Among the records, which lines hold the word "submit"? Pick them out.

═════ Records

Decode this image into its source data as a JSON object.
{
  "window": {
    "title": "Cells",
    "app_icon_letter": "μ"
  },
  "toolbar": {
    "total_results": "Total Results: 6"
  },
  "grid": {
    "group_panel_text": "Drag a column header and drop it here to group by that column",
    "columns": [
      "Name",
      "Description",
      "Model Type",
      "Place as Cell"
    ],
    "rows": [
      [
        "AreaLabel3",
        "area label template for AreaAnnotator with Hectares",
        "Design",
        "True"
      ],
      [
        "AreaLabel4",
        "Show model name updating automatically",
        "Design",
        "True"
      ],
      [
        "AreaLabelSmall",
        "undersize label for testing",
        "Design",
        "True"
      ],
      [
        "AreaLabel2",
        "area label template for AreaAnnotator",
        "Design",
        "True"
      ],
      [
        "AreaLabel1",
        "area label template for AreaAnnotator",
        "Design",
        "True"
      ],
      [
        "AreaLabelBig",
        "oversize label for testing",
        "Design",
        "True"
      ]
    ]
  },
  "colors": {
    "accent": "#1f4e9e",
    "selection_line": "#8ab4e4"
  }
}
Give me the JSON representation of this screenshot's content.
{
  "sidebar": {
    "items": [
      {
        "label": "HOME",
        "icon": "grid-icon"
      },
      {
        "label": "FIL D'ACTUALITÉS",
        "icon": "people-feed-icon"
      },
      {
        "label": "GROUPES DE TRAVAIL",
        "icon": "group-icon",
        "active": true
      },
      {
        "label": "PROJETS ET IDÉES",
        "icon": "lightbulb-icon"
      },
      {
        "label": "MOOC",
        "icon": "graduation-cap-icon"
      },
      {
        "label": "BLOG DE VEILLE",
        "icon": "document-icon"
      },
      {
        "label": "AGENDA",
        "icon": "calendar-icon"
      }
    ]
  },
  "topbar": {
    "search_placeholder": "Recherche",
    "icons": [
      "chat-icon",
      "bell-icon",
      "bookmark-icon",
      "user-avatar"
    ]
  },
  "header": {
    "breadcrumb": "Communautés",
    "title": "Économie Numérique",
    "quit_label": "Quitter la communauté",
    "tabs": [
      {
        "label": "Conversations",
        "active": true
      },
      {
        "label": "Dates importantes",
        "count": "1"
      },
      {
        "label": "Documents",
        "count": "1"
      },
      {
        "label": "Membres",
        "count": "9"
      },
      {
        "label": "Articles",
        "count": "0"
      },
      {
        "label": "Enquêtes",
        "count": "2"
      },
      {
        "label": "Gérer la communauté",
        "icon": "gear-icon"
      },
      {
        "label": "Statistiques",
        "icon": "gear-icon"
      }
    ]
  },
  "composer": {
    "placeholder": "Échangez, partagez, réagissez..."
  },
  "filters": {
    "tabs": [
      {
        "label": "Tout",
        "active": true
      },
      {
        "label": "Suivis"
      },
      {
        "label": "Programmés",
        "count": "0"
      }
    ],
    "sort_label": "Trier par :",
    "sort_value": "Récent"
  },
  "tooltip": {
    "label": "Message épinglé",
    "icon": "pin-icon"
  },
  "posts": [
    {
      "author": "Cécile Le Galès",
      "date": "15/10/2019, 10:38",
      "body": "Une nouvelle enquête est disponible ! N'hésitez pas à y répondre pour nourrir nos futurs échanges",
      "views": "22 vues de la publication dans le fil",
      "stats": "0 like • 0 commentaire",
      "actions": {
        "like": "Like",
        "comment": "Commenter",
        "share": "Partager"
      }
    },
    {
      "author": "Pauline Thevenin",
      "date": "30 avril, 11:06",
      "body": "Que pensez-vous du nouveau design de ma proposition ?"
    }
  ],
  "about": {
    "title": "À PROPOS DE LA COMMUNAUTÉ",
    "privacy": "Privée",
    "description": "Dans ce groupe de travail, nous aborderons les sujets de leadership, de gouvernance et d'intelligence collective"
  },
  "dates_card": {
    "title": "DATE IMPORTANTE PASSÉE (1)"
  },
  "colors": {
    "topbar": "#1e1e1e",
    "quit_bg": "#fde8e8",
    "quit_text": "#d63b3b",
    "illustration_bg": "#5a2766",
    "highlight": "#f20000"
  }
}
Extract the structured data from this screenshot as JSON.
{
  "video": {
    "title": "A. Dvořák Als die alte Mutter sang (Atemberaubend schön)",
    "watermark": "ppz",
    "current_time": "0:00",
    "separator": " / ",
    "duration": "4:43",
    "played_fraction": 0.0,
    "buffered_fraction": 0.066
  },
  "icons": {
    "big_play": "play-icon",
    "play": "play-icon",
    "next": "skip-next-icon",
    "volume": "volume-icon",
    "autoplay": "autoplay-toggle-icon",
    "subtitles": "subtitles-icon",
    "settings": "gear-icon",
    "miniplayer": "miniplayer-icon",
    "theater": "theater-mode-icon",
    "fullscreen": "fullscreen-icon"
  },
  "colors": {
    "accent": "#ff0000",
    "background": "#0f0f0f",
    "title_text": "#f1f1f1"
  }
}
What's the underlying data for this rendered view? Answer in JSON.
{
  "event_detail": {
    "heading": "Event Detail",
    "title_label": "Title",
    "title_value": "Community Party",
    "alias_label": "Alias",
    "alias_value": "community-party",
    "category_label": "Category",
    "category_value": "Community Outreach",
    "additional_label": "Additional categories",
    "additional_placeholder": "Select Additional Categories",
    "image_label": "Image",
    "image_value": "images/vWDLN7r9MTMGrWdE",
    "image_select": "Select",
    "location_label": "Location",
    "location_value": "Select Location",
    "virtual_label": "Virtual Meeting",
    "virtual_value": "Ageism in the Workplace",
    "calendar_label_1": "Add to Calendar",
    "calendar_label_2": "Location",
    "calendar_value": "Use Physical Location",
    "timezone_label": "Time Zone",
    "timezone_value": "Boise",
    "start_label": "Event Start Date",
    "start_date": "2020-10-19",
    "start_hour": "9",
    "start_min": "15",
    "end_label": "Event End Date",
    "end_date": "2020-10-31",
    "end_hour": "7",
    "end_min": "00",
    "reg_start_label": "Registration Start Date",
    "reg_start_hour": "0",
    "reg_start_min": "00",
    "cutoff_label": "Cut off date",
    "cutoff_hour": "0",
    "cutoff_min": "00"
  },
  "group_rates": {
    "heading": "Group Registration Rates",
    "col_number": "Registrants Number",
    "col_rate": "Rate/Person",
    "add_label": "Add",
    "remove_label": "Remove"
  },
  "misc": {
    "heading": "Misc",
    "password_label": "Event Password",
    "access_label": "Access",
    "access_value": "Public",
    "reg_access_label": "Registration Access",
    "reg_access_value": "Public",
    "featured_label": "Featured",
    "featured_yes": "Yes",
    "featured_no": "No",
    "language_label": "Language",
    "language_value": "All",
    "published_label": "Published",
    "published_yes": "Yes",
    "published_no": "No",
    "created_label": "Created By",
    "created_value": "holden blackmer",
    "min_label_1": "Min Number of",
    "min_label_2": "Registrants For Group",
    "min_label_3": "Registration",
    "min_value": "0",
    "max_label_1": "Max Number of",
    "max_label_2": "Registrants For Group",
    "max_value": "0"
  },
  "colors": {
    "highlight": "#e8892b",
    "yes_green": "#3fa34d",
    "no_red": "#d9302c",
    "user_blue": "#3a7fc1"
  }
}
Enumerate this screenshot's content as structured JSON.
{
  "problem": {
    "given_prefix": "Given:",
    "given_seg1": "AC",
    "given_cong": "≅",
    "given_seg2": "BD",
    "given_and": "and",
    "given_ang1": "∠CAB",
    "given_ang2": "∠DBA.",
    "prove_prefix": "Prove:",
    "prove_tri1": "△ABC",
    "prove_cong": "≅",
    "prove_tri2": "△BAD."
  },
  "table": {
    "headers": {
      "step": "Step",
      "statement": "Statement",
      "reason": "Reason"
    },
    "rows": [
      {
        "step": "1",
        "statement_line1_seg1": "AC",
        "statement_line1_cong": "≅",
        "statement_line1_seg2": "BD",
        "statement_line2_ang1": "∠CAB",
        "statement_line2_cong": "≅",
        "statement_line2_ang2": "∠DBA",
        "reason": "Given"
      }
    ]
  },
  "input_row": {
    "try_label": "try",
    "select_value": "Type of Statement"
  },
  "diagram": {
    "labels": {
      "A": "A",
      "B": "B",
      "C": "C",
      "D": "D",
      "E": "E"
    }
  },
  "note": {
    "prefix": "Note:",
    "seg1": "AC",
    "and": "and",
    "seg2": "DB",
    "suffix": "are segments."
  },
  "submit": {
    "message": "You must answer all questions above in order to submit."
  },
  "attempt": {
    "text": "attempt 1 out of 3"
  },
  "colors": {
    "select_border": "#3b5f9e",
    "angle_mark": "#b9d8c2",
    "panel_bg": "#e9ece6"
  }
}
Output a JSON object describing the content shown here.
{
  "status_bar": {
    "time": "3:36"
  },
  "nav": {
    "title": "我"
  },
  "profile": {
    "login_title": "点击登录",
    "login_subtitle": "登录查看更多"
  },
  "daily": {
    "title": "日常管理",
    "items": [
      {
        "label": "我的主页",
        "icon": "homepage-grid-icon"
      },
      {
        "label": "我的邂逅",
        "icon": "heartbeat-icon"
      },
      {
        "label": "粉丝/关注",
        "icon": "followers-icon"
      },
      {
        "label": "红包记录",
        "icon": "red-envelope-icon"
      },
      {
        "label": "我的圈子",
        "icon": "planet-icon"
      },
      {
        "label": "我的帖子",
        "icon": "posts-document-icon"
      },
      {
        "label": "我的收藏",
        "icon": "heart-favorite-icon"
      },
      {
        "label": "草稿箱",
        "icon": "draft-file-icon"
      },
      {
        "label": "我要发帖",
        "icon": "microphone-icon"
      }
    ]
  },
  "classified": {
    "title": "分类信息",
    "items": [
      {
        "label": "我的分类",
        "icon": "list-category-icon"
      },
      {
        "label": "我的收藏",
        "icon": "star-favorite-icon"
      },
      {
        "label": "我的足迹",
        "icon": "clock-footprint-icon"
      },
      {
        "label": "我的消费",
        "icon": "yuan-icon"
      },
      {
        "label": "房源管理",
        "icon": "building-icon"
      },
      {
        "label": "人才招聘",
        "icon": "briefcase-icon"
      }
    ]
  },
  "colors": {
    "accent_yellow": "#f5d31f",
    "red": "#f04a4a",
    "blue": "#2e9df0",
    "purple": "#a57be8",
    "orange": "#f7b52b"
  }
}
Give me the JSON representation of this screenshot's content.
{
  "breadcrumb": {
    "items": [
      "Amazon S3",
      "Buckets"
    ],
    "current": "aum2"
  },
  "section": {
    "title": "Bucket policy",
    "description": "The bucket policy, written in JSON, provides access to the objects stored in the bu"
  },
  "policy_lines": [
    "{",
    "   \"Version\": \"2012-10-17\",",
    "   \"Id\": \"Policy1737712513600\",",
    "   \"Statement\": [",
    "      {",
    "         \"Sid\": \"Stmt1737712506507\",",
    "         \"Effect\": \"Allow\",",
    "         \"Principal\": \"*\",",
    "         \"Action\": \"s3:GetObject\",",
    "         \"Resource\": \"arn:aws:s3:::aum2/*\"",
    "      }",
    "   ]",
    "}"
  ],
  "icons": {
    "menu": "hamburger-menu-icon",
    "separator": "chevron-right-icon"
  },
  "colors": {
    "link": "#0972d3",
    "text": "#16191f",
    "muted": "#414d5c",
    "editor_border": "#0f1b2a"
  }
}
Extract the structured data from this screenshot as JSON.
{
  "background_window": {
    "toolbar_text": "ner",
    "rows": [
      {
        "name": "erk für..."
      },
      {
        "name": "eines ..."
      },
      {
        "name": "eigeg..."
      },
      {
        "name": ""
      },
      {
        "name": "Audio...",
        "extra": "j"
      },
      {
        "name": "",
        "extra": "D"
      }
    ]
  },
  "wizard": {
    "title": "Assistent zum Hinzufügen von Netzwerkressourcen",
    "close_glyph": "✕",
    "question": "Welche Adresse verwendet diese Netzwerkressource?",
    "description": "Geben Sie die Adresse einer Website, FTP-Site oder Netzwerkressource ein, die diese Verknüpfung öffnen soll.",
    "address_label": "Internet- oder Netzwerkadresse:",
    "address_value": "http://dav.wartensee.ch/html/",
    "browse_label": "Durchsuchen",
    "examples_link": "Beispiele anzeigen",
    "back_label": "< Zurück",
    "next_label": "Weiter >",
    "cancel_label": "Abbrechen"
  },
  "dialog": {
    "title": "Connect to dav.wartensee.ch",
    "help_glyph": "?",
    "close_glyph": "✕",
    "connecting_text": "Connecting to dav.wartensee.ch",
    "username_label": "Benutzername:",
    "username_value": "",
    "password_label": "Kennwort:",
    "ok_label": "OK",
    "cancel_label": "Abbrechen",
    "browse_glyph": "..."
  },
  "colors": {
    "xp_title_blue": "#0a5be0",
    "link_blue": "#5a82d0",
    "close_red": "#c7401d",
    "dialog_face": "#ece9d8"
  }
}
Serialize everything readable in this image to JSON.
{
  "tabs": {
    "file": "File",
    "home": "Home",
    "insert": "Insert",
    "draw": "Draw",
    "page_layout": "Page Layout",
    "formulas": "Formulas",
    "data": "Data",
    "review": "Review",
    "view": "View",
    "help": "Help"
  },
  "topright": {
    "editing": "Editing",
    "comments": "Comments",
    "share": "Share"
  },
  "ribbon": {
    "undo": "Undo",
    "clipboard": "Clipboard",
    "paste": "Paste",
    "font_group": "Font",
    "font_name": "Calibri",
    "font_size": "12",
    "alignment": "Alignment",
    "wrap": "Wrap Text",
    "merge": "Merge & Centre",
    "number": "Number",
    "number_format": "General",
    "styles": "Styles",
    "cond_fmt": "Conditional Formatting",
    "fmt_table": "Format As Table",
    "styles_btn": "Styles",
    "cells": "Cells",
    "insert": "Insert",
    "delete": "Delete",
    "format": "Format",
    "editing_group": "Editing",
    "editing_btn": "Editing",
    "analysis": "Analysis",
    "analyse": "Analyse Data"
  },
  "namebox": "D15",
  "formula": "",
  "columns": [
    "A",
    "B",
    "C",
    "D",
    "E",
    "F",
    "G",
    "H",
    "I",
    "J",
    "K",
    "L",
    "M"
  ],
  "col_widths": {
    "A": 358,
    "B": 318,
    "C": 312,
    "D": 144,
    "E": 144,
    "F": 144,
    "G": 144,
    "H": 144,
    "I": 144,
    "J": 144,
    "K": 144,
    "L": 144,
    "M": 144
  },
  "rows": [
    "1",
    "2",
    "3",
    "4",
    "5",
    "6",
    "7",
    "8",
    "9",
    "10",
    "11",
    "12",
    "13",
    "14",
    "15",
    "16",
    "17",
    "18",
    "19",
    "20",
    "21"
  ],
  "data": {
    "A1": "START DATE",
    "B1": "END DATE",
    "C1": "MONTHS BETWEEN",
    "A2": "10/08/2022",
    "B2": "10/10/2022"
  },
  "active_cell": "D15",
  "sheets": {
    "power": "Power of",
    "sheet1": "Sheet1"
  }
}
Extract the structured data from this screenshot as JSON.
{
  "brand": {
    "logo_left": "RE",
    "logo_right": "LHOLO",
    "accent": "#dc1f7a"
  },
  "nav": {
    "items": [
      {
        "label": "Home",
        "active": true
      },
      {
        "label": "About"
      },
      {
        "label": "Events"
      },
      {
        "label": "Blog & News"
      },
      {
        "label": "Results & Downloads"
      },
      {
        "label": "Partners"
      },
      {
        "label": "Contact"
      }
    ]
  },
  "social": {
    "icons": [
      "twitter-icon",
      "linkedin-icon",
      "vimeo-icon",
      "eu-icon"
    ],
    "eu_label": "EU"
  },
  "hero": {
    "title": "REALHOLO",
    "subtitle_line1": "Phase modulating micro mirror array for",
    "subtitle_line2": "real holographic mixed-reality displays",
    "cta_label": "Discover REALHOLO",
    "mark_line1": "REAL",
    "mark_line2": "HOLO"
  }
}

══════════

» **Answer space**
  "submit": {
    "message": "You must answer all questions above in order to submit."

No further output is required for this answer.